As the hospitality sector moves to a crucial phase of the reopening roadmap today, with indoor service resuming, a look back at April’s activity reveals that trading proved to be a tale of two halves.
Venues started to return from Monday 12 April to a very warm welcome from consumers, and sunny weather made for a strong first fortnight of sales - especially in drinks. However, with rain moving in as we entered May, footfall and sales dipped in line with the temperatures. Trading predominantly outside would always be vulnerable to the great British spring weather, and so it proved.
Our latest Market Recovery Monitor reports that just under a third (32.9%) of licensed premises in Britain welcomed guests back in April – just over 35,000 venues. The five weeks of outside service has been a beneficial springboard for sales and numbers were boosted by the moves of some local authorities to allow operators to add tables to pavements and pedestrianise roads - enabling some venues that did not previously have a designated outdoor space to accommodate guests.
By segment, food pubs led the way across Britain, with 49.0% trading in April, followed by bar restaurants (39.1%), community pubs (38.7%) and high street pubs (36%). By contrast, restaurant activity lagged behind at just 16.6%, given the greater likelihood of an absence of outdoor trading options.
Our data suggests a positive return to trading for the sector, though there were marked differences in re-openings between managed and independent sites, where just 24% of Britain’s independent premises traded during this first phase of reopening, compared with 52.4% for managed sites.

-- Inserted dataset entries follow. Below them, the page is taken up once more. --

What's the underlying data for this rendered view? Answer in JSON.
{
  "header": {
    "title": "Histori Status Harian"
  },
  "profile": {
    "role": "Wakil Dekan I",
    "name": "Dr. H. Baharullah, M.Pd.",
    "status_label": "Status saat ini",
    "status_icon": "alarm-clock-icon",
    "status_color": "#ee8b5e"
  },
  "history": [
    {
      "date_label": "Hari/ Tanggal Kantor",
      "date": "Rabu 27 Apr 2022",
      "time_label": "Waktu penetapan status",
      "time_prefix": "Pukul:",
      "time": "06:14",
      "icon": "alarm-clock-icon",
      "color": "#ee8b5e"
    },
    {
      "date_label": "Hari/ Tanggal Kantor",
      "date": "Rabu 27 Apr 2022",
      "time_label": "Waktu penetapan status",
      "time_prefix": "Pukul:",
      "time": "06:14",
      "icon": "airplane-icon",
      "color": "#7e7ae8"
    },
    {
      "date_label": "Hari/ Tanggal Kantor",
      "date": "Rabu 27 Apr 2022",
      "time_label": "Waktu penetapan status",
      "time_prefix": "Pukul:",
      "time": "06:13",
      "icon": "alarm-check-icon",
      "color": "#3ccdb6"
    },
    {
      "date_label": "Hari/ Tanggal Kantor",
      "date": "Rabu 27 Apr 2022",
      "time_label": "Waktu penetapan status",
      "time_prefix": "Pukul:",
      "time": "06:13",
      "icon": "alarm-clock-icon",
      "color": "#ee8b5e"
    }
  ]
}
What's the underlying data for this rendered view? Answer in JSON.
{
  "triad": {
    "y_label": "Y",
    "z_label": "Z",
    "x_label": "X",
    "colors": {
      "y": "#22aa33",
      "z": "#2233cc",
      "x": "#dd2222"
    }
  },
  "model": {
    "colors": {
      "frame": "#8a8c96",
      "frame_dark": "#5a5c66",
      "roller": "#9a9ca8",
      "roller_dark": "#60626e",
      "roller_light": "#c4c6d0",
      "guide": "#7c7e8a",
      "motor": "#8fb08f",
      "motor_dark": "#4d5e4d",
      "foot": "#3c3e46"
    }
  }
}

Many independents will have decided that the combination of operating costs versus the vagaries of the weather made reopening too risky, holding on instead for the return of indoor service. The make-up of managed site portfolios may also have benefited more from the outdoor spaces they had available.
The progression to indoor reopening marks an important moment for hospitality and some welcome light at the end of what’s been a long, dark tunnel. Profitability in the sector remains a concern, however, and there is a bumpy road to recovery ahead. While some operators’ creative use of outdoor space served them relatively well over the past month, the large majority were unable to welcome back any guests or chose to remain closed. For those that did reopen, trading was beholden to the weather and many struggled to break even.
The big test will be to see how many sites open their doors from Monday 17 May, as we expect all those who will reopen to do so on that date, other than some city centre sites reliant on office workers. This may provide the best indication as to the level of permanent closures caused by the lockdown restrictions.